**Directions for this task:**
Produce a copy of every line in the records that holds the string "Wall".

**Supplied material:**
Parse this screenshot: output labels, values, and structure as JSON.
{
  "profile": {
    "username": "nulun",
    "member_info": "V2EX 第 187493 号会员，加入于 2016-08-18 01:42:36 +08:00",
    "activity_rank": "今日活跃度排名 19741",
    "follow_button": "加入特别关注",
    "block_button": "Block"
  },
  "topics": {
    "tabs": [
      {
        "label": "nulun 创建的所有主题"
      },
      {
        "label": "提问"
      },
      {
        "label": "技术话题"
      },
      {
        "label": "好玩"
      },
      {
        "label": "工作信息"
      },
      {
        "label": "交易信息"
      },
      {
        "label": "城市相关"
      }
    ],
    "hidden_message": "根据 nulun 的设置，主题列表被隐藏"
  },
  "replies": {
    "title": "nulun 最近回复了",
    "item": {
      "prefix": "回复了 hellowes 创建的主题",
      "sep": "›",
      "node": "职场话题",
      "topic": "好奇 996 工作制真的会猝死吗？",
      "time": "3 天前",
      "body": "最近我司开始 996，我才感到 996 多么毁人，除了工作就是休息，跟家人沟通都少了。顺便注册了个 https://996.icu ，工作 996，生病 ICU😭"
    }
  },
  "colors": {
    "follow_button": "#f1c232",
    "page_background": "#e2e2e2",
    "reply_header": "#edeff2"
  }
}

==

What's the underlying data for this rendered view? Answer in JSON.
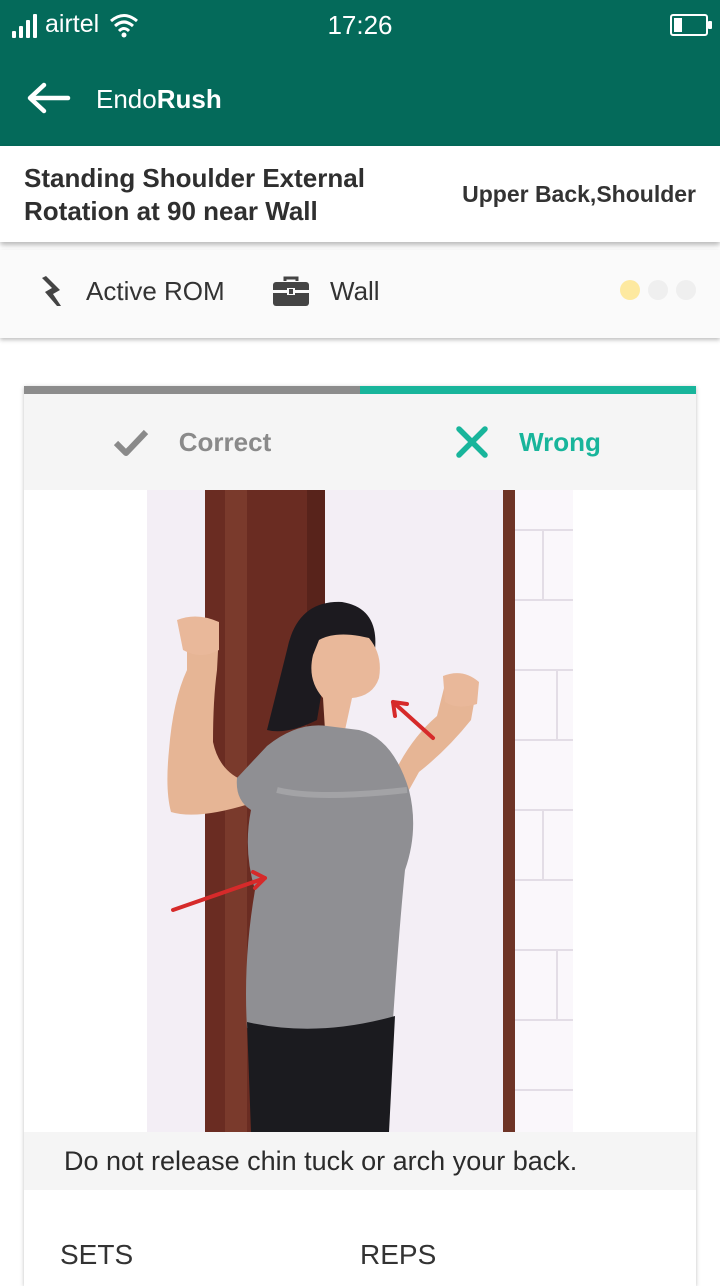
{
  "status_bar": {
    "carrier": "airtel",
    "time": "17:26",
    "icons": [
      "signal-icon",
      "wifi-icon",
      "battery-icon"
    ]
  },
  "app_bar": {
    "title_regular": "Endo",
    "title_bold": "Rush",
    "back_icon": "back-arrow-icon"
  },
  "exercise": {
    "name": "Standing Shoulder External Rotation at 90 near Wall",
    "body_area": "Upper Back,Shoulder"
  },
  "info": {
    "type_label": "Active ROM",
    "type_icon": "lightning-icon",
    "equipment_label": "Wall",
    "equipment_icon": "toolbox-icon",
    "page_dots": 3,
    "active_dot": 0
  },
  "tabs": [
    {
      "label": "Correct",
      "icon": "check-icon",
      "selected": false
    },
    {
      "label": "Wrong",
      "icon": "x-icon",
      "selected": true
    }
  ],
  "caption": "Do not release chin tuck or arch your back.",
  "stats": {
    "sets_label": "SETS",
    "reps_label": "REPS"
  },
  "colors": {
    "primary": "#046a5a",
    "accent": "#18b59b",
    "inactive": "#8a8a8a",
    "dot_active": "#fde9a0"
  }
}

**Task output:**
    "name": "Standing Shoulder External Rotation at 90 near Wall",
    "equipment_label": "Wall",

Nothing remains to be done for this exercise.